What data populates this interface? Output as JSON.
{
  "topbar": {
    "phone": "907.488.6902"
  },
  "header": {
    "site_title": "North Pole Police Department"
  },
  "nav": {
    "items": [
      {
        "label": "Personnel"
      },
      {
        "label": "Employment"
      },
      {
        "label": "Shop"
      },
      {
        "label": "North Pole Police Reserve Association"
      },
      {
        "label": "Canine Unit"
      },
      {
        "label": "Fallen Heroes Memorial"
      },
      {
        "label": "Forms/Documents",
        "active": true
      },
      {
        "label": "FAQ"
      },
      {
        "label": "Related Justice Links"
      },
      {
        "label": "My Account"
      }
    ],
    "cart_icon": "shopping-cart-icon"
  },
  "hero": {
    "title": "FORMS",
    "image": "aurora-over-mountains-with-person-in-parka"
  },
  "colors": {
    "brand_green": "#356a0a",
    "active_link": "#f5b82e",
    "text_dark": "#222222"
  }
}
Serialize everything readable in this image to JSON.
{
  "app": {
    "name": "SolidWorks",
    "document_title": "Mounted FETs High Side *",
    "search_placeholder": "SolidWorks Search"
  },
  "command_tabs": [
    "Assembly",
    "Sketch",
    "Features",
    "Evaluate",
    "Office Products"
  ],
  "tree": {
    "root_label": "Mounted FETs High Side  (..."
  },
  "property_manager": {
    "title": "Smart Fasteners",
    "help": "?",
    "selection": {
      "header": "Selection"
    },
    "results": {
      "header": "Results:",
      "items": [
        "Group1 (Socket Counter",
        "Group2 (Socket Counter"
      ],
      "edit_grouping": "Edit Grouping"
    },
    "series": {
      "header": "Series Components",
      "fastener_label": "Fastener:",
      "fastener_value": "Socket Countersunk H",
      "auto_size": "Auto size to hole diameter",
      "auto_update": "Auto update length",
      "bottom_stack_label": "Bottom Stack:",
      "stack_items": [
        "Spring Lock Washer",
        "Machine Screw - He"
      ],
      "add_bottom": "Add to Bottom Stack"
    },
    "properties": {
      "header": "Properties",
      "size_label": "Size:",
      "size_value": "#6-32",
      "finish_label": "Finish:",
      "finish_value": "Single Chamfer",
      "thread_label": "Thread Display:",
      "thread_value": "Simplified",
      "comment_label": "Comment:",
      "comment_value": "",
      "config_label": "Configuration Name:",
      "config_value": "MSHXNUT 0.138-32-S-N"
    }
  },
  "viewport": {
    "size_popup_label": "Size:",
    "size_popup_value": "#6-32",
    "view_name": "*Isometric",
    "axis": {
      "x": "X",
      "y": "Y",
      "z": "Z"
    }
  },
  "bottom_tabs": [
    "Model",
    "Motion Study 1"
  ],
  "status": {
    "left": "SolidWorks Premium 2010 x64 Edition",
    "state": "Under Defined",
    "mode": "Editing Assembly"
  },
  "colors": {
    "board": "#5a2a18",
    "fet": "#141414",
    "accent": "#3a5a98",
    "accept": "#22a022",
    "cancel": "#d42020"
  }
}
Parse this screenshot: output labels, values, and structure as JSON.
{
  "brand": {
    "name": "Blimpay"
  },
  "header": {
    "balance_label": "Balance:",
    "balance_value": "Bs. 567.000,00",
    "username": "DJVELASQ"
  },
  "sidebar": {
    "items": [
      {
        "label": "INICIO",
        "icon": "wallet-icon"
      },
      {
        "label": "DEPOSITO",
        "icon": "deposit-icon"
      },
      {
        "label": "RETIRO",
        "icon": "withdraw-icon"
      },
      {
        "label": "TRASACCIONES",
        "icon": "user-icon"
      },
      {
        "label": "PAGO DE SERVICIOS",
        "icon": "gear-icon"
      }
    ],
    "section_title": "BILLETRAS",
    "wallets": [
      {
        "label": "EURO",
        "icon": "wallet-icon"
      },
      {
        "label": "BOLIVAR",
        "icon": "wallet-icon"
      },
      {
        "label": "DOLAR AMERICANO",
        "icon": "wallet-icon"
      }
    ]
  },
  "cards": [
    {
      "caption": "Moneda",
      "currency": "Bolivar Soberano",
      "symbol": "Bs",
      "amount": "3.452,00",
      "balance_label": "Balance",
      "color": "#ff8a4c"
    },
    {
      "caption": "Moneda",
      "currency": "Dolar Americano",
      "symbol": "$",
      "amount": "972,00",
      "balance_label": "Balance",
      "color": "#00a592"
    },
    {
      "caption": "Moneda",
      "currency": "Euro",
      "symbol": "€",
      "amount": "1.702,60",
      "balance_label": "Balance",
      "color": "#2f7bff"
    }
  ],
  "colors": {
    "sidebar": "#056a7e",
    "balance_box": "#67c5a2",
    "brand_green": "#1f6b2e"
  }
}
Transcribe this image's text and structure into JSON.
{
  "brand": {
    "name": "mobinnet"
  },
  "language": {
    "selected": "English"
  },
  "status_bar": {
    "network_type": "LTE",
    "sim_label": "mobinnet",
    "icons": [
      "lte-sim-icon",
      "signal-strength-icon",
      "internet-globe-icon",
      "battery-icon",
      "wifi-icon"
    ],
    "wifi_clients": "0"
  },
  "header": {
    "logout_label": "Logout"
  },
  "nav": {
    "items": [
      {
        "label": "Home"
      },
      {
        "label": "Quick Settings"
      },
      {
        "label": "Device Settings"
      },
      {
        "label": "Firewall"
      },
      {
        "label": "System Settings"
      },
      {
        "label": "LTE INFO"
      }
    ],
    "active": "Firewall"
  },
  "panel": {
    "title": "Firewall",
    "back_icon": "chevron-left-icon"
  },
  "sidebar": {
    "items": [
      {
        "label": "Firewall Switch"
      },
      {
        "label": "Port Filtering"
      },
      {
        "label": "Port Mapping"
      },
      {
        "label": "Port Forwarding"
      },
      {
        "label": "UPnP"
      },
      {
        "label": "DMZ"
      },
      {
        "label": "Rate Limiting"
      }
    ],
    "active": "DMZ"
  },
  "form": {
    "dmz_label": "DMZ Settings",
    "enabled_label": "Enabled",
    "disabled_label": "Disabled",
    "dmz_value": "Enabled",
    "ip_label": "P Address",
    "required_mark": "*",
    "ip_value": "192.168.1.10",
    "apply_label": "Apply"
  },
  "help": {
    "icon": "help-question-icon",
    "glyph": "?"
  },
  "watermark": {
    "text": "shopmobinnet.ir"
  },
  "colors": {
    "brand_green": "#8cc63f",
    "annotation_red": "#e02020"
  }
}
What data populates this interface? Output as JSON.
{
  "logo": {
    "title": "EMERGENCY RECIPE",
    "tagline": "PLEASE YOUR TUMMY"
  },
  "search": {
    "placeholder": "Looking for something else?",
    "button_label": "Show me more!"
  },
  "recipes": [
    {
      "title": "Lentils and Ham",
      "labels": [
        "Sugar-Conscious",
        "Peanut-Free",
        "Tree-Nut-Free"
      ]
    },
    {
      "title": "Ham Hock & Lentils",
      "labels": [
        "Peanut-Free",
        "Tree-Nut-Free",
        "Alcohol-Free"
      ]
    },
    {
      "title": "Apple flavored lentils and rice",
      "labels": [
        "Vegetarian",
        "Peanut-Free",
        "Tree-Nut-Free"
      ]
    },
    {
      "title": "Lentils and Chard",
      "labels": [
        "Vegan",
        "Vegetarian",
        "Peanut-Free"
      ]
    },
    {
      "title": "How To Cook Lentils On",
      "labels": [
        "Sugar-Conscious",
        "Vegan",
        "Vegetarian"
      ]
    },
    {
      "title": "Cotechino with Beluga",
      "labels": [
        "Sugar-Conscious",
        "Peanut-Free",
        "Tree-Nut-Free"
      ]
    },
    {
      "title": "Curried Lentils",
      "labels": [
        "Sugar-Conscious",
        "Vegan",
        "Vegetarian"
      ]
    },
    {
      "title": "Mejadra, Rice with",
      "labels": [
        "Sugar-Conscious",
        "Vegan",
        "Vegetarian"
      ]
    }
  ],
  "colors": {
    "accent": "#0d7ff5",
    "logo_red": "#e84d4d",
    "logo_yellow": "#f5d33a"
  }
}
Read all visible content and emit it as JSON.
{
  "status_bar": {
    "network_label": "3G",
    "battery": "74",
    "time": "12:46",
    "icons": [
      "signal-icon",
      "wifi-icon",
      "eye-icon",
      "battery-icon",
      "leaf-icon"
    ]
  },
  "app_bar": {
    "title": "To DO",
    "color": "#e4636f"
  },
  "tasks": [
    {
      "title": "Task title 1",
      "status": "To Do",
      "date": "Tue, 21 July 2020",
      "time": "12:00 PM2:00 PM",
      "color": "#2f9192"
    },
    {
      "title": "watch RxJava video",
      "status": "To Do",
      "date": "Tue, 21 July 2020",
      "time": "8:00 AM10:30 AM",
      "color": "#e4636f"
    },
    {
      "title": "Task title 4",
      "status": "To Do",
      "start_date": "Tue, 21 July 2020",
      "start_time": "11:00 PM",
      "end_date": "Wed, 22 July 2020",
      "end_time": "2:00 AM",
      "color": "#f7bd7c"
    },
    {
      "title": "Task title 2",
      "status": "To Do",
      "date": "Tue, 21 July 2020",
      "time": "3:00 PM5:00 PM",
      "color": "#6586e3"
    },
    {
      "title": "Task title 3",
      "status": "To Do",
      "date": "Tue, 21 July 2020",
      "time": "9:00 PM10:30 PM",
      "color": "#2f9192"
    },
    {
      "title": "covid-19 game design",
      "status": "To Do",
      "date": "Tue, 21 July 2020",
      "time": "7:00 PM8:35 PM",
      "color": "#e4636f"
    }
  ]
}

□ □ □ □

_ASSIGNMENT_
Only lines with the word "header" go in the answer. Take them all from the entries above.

_RESULT OF THIS TASK_
  "header": {
      "header": "Selection"
      "header": "Results:",
      "header": "Series Components",
      "header": "Properties",
  "header": {
  "header": {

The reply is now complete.